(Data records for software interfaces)
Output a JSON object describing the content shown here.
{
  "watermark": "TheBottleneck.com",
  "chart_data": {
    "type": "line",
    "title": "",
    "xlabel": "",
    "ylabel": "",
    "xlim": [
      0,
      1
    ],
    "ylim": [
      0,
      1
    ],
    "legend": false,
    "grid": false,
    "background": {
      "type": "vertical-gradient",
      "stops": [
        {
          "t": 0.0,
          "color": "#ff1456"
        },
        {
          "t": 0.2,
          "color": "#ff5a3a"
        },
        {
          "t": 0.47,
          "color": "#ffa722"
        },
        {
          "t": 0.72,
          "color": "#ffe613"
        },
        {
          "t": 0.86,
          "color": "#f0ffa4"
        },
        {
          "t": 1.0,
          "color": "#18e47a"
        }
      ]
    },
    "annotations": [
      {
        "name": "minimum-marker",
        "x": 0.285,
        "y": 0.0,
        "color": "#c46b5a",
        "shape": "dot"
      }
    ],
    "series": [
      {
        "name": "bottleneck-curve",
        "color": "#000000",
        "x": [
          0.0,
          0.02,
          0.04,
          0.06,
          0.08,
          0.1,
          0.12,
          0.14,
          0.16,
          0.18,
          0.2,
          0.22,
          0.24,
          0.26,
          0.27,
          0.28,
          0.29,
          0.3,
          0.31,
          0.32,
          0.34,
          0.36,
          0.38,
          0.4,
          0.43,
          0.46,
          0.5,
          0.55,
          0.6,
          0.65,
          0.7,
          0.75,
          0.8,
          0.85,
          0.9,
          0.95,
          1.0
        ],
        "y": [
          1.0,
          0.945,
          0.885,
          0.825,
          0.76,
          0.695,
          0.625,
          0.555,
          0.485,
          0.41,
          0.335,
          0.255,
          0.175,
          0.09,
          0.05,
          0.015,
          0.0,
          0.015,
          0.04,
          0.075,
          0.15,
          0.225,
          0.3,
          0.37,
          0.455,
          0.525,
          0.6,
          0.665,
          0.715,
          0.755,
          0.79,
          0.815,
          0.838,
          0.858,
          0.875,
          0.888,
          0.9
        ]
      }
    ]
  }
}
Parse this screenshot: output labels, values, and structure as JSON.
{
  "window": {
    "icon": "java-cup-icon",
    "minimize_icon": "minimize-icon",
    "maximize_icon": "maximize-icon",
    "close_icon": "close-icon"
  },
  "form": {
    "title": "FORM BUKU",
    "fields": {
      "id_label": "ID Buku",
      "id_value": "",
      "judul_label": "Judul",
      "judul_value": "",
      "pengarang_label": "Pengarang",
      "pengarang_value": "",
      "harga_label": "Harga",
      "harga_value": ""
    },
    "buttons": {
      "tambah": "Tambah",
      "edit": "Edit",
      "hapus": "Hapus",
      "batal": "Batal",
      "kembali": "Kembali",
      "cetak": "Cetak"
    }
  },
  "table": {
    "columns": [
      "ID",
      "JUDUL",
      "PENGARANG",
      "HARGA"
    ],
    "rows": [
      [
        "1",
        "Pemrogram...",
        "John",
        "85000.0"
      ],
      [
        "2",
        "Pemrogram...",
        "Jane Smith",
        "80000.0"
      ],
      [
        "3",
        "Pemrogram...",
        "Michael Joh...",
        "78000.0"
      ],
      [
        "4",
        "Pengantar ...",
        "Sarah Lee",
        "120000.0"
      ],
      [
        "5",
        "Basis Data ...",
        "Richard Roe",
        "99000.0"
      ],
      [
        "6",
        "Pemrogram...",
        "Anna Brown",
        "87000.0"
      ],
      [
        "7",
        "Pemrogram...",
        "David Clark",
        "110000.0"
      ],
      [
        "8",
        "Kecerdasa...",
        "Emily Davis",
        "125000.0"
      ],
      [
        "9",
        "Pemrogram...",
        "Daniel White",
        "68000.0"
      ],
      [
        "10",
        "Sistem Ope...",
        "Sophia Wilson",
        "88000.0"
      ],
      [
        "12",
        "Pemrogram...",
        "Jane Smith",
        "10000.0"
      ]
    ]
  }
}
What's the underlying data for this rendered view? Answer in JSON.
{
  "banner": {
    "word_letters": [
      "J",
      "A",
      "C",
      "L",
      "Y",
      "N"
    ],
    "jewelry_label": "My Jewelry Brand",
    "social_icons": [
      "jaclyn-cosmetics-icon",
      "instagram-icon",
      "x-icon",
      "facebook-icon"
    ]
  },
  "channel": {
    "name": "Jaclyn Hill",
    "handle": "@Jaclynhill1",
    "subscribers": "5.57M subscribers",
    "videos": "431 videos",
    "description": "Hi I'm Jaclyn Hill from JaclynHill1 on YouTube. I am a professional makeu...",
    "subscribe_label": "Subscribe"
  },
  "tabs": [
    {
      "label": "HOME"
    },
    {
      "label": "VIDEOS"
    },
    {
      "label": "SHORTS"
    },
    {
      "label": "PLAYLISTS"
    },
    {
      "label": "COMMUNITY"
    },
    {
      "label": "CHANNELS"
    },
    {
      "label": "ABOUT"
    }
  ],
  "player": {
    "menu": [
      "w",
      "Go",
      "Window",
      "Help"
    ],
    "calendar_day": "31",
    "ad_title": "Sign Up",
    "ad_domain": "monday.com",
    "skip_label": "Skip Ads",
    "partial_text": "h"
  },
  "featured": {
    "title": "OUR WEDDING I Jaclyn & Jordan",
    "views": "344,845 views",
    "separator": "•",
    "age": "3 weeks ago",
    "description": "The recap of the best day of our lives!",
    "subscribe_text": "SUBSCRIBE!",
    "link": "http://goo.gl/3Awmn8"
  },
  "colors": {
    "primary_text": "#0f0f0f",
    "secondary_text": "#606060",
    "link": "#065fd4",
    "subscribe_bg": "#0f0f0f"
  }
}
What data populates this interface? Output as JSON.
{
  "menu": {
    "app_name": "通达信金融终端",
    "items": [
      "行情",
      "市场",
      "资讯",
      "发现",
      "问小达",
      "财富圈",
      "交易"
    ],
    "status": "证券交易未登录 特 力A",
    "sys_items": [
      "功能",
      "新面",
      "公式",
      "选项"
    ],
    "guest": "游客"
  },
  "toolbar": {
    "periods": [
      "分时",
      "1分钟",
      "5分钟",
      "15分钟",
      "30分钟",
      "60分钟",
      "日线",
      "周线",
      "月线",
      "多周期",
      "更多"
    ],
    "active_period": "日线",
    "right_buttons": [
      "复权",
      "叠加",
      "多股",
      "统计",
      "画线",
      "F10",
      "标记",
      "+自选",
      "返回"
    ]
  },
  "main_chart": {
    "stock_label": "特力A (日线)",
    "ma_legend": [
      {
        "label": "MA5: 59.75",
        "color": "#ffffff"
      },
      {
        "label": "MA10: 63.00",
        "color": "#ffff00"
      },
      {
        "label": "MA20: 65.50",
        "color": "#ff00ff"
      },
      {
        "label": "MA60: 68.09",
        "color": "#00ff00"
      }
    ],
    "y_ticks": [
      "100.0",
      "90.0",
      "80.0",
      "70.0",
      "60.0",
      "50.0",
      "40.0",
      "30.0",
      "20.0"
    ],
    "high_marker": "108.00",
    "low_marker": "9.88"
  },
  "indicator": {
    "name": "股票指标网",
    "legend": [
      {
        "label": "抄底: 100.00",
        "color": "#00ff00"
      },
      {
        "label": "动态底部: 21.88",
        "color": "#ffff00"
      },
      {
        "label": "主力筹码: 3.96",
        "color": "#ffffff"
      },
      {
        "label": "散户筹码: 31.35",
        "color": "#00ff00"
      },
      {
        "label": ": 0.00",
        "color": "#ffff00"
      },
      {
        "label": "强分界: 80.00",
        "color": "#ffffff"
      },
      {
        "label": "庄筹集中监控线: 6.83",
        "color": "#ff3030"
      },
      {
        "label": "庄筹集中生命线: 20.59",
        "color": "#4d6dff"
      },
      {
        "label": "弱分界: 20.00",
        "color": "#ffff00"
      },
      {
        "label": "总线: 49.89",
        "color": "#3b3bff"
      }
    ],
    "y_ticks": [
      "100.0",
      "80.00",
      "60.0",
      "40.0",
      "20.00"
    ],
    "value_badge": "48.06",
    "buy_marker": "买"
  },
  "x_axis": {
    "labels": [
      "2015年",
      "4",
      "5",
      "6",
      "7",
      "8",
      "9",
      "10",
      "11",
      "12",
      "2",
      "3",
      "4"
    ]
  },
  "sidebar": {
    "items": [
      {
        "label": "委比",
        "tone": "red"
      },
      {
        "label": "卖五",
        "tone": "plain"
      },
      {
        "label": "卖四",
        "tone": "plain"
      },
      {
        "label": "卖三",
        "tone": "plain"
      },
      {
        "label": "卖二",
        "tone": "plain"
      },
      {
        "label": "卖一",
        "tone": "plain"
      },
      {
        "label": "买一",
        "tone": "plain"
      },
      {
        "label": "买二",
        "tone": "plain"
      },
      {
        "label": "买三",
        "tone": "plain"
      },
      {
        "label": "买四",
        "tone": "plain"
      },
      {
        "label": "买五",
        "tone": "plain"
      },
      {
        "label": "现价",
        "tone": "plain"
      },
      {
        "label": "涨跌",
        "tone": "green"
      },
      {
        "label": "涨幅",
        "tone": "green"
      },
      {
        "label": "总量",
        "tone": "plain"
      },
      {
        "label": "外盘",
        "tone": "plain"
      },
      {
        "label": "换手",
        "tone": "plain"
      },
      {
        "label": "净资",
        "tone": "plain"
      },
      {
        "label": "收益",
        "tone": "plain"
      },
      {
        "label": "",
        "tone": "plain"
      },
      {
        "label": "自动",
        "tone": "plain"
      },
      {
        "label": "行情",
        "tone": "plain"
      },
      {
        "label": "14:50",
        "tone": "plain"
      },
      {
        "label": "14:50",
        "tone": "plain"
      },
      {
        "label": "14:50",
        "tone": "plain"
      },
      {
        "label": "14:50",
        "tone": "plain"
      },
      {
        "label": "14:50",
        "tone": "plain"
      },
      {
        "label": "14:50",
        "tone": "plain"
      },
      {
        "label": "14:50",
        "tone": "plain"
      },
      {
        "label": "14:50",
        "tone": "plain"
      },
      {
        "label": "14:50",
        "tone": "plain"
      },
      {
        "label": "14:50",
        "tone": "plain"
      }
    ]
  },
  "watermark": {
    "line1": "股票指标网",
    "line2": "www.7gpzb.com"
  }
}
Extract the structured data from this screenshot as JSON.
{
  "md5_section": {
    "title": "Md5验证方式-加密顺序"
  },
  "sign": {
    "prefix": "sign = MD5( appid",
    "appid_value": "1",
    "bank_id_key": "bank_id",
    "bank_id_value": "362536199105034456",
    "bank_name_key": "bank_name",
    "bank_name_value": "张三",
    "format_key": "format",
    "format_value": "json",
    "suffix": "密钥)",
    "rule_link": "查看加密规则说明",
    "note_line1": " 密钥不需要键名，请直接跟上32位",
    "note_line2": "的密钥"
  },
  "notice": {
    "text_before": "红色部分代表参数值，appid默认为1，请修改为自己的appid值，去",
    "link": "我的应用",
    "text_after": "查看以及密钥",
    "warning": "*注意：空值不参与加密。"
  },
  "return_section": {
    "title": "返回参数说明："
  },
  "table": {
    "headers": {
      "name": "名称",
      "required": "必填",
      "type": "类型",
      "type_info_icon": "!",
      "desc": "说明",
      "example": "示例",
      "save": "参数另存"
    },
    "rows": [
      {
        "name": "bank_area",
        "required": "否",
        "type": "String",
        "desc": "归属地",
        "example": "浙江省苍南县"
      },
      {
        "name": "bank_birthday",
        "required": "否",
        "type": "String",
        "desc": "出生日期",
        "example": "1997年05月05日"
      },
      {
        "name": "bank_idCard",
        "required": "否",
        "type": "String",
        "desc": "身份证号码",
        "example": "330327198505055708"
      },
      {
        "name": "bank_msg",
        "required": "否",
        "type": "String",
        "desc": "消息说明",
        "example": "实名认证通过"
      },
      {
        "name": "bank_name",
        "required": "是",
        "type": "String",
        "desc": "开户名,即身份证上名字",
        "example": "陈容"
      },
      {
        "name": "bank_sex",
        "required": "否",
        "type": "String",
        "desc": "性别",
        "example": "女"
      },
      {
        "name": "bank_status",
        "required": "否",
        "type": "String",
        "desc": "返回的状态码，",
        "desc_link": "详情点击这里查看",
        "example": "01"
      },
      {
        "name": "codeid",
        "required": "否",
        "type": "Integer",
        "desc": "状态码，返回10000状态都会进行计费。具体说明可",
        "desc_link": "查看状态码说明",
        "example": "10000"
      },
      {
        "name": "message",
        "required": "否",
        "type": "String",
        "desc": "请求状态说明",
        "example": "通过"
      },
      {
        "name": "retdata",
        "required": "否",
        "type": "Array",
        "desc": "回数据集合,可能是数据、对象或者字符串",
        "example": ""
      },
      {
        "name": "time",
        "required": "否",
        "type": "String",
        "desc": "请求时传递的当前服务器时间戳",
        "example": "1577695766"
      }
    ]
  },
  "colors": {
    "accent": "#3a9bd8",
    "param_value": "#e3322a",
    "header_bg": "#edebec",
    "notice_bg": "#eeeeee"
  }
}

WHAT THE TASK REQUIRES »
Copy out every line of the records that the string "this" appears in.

REPLY TO THE TASK »
Parse this screenshot: output labels, values, and structure as JSON.
What's the underlying data for this rendered view? Answer in JSON.
What data populates this interface? Output as JSON.
Extract the structured data from this screenshot as JSON.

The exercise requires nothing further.